The response must be made up of the lines in the entries below that contain "with".
### EXERCISE DATA ###
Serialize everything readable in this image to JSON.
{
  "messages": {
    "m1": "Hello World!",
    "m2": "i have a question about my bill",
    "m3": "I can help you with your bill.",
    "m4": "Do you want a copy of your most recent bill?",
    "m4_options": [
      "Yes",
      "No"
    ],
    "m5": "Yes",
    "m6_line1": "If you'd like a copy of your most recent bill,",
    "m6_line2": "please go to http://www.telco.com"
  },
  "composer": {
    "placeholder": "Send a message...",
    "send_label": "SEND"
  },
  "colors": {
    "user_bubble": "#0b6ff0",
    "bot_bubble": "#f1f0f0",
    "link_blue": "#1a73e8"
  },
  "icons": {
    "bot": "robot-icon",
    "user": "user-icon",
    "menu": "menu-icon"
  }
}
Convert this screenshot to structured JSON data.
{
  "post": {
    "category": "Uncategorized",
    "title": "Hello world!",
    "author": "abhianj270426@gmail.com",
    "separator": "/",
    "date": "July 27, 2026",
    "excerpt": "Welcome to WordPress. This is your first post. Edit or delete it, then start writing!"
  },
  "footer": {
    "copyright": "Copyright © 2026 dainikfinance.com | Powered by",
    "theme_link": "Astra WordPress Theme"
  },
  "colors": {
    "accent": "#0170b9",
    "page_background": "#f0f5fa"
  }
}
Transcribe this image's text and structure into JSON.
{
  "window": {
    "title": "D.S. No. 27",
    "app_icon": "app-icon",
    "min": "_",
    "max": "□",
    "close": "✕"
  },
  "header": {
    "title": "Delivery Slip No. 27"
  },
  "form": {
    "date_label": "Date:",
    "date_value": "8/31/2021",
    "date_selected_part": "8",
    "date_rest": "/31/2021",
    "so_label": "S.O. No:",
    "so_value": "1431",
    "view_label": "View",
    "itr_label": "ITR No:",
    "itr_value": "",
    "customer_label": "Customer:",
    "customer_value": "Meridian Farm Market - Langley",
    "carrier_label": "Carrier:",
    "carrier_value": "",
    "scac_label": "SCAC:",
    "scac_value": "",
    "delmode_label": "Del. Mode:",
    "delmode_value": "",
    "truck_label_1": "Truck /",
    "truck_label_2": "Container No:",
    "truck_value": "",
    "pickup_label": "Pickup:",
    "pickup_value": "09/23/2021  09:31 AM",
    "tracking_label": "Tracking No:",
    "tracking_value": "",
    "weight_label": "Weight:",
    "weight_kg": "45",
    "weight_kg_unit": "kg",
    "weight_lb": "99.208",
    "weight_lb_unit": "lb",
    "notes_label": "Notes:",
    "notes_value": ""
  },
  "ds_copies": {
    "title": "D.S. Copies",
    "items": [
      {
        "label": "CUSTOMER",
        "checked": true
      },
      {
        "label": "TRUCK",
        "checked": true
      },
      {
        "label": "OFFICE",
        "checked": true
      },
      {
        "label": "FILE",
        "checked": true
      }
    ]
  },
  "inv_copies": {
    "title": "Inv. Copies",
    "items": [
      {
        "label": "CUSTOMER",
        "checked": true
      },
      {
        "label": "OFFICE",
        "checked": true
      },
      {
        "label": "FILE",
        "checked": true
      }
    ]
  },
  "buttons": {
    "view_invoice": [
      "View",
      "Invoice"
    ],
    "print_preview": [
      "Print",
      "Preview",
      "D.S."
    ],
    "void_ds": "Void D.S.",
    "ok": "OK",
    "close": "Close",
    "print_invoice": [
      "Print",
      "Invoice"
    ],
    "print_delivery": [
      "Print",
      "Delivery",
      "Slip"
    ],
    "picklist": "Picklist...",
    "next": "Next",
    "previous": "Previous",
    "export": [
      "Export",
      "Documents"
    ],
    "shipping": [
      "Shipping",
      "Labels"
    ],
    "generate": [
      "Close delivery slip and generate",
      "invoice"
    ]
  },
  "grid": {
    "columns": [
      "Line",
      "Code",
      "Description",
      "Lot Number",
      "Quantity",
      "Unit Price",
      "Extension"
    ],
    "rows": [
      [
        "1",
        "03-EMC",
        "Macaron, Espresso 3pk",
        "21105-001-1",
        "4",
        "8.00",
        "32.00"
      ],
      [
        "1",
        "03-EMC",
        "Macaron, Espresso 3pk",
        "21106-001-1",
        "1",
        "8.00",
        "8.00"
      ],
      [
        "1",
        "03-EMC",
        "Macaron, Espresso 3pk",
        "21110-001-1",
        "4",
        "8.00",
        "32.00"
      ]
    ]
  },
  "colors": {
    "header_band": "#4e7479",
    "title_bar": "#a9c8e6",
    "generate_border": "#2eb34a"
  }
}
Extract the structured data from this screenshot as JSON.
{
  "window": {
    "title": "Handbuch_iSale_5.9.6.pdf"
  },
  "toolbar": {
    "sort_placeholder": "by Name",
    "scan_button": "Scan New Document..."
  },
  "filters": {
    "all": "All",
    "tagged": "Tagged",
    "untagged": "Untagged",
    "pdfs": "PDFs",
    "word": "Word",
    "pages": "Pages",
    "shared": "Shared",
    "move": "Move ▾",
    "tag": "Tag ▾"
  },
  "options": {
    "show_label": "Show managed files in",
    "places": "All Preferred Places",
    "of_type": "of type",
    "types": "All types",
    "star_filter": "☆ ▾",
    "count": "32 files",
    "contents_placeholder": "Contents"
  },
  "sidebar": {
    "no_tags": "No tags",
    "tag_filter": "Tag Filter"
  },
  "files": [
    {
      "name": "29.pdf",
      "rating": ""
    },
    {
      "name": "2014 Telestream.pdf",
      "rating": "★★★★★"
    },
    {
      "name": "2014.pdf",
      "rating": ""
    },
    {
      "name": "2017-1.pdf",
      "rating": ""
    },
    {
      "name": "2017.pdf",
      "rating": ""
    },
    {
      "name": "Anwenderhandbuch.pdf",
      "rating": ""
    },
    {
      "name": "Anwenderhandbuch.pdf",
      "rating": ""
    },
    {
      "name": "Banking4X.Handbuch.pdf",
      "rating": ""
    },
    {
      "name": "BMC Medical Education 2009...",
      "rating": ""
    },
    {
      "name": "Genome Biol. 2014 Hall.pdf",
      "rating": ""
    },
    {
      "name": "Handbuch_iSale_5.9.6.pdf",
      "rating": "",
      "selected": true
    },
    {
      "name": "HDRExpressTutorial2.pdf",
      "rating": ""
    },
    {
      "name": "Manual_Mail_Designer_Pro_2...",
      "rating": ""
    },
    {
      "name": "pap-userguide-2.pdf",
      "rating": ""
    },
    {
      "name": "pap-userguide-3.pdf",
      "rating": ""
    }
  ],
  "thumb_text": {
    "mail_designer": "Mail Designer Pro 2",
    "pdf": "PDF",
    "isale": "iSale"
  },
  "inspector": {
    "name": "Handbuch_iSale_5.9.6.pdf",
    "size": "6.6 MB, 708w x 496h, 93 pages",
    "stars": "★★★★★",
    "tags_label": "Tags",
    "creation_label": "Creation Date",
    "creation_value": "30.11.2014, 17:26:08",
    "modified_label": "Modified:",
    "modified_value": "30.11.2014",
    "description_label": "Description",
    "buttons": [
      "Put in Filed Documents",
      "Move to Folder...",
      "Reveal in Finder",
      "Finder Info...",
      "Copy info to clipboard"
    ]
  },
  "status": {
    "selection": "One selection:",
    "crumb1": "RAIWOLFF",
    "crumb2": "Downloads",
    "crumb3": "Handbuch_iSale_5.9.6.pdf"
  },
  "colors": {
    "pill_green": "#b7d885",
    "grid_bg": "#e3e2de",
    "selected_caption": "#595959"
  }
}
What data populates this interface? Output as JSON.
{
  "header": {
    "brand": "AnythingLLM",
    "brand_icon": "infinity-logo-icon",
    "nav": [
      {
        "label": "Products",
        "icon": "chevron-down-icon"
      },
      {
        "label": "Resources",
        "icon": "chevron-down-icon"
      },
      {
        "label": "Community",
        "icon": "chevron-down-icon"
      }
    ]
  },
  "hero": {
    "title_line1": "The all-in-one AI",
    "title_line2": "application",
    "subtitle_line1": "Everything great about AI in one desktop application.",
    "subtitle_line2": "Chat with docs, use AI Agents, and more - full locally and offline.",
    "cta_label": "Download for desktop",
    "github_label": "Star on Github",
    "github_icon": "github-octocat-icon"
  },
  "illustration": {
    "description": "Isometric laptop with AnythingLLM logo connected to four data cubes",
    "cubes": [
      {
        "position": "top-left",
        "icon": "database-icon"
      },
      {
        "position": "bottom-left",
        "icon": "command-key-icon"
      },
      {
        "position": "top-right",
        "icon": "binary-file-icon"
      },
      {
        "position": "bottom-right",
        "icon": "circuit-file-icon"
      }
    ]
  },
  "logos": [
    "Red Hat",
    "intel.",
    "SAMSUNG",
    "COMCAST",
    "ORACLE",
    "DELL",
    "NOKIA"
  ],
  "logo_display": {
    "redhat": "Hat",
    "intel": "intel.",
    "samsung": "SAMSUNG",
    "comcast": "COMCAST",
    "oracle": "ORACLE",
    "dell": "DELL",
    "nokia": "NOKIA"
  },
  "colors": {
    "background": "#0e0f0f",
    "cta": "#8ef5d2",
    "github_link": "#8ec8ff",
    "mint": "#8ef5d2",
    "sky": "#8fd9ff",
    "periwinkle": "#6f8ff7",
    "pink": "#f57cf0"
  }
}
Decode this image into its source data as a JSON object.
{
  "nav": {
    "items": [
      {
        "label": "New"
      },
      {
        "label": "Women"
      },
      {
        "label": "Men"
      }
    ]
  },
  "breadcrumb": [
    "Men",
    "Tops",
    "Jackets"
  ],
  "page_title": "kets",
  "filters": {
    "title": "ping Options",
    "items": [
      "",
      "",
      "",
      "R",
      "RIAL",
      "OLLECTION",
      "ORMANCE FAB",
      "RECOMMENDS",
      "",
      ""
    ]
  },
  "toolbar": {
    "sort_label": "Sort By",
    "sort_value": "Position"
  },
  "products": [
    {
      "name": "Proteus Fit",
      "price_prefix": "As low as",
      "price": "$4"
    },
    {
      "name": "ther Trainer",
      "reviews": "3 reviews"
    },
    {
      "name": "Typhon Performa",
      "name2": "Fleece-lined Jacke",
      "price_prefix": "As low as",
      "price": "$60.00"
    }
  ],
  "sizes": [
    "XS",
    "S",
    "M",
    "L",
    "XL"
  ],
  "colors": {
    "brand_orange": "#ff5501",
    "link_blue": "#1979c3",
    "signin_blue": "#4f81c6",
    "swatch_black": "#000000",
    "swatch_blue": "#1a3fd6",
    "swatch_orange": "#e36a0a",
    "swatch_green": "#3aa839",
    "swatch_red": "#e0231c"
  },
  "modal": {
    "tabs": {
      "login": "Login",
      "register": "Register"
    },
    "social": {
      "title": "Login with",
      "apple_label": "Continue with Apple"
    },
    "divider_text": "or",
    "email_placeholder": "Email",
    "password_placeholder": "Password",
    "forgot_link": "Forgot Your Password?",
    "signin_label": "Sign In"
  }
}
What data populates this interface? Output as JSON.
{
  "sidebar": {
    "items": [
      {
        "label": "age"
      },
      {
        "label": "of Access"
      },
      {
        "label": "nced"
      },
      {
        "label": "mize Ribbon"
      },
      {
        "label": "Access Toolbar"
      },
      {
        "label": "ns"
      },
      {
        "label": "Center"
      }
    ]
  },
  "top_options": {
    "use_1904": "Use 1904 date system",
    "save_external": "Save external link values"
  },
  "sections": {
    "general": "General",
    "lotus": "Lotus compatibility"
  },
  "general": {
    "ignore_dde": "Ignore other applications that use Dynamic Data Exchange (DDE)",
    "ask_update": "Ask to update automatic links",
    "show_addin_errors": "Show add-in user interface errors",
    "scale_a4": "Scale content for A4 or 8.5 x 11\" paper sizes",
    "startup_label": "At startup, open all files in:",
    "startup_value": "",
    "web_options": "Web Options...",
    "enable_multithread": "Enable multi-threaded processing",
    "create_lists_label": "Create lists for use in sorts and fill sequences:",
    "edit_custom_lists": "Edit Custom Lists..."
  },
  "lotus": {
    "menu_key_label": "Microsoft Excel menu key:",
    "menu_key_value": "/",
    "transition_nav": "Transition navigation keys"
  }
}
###
> _YOUR RESPONSE_:
    "m3": "I can help you with your bill.",
    "subtitle_line2": "Chat with docs, use AI Agents, and more - full locally and offline.",
    "description": "Isometric laptop with AnythingLLM logo connected to four data cubes",
      "title": "Login with",
      "apple_label": "Continue with Apple"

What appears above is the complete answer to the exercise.